» DATA SECTION:
+-------+

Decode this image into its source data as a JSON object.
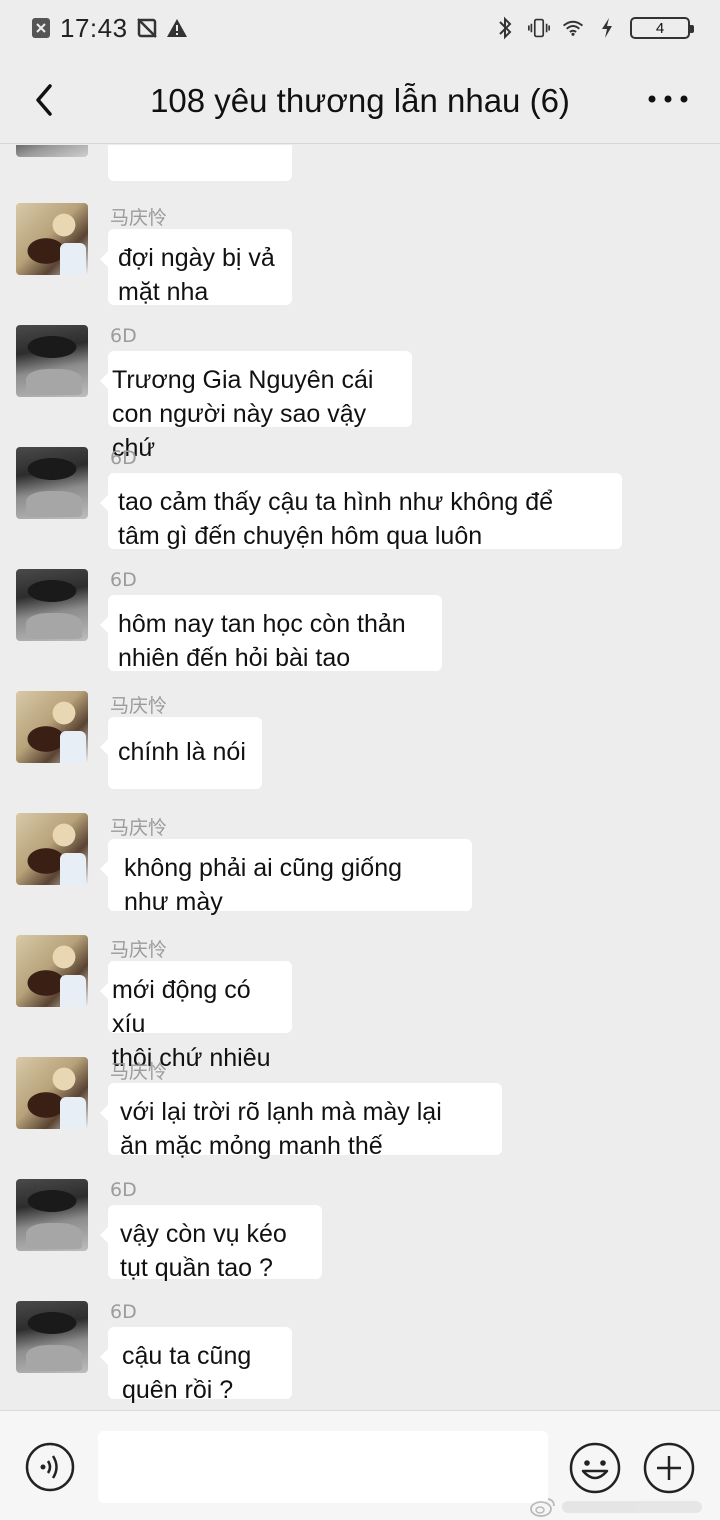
{
  "status_bar": {
    "time": "17:43",
    "battery_level": "4",
    "icons": [
      "sim-icon",
      "no-sync-icon",
      "warning-icon",
      "bluetooth-icon",
      "vibrate-icon",
      "wifi-icon",
      "charging-icon"
    ]
  },
  "header": {
    "title": "108 yêu thương lẫn nhau (6)",
    "back_icon": "chevron-left-icon",
    "more_icon": "more-dots-icon"
  },
  "messages": [
    {
      "sender": "马庆怜",
      "text": "đợi ngày bị vả\nmặt nha",
      "avatar": "ma"
    },
    {
      "sender": "6D",
      "text": "Trương Gia Nguyên cái\ncon người này sao vậy chứ",
      "avatar": "6d"
    },
    {
      "sender": "6D",
      "text": "tao cảm thấy cậu ta hình như không để\ntâm gì đến chuyện hôm qua luôn",
      "avatar": "6d"
    },
    {
      "sender": "6D",
      "text": "hôm nay tan học còn thản\nnhiên đến hỏi bài tao",
      "avatar": "6d"
    },
    {
      "sender": "马庆怜",
      "text": "chính là nói",
      "avatar": "ma"
    },
    {
      "sender": "马庆怜",
      "text": "không phải ai cũng giống\nnhư mày",
      "avatar": "ma"
    },
    {
      "sender": "马庆怜",
      "text": "mới động có xíu\nthôi chứ nhiêu",
      "avatar": "ma"
    },
    {
      "sender": "马庆怜",
      "text": "với lại trời rõ lạnh mà mày lại\năn mặc mỏng manh thế",
      "avatar": "ma"
    },
    {
      "sender": "6D",
      "text": "vậy còn vụ kéo\ntụt quần tao ?",
      "avatar": "6d"
    },
    {
      "sender": "6D",
      "text": "cậu ta cũng\nquên rồi ?",
      "avatar": "6d"
    }
  ],
  "input_bar": {
    "placeholder": "",
    "voice_icon": "voice-icon",
    "emoji_icon": "emoji-icon",
    "plus_icon": "plus-icon"
  },
  "colors": {
    "background": "#ededed",
    "bubble": "#ffffff",
    "sender_name": "#9b9b9b"
  }
}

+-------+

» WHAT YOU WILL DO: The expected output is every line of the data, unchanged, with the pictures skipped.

» TASK OUTPUT:
Decode this image into its source data as a JSON object.
{
  "status_bar": {
    "time": "17:43",
    "battery_level": "4",
    "icons": [
      "sim-icon",
      "no-sync-icon",
      "warning-icon",
      "bluetooth-icon",
      "vibrate-icon",
      "wifi-icon",
      "charging-icon"
    ]
  },
  "header": {
    "title": "108 yêu thương lẫn nhau (6)",
    "back_icon": "chevron-left-icon",
    "more_icon": "more-dots-icon"
  },
  "messages": [
    {
      "sender": "马庆怜",
      "text": "đợi ngày bị vả\nmặt nha",
      "avatar": "ma"
    },
    {
      "sender": "6D",
      "text": "Trương Gia Nguyên cái\ncon người này sao vậy chứ",
      "avatar": "6d"
    },
    {
      "sender": "6D",
      "text": "tao cảm thấy cậu ta hình như không để\ntâm gì đến chuyện hôm qua luôn",
      "avatar": "6d"
    },
    {
      "sender": "6D",
      "text": "hôm nay tan học còn thản\nnhiên đến hỏi bài tao",
      "avatar": "6d"
    },
    {
      "sender": "马庆怜",
      "text": "chính là nói",
      "avatar": "ma"
    },
    {
      "sender": "马庆怜",
      "text": "không phải ai cũng giống\nnhư mày",
      "avatar": "ma"
    },
    {
      "sender": "马庆怜",
      "text": "mới động có xíu\nthôi chứ nhiêu",
      "avatar": "ma"
    },
    {
      "sender": "马庆怜",
      "text": "với lại trời rõ lạnh mà mày lại\năn mặc mỏng manh thế",
      "avatar": "ma"
    },
    {
      "sender": "6D",
      "text": "vậy còn vụ kéo\ntụt quần tao ?",
      "avatar": "6d"
    },
    {
      "sender": "6D",
      "text": "cậu ta cũng\nquên rồi ?",
      "avatar": "6d"
    }
  ],
  "input_bar": {
    "placeholder": "",
    "voice_icon": "voice-icon",
    "emoji_icon": "emoji-icon",
    "plus_icon": "plus-icon"
  },
  "colors": {
    "background": "#ededed",
    "bubble": "#ffffff",
    "sender_name": "#9b9b9b"
  }
}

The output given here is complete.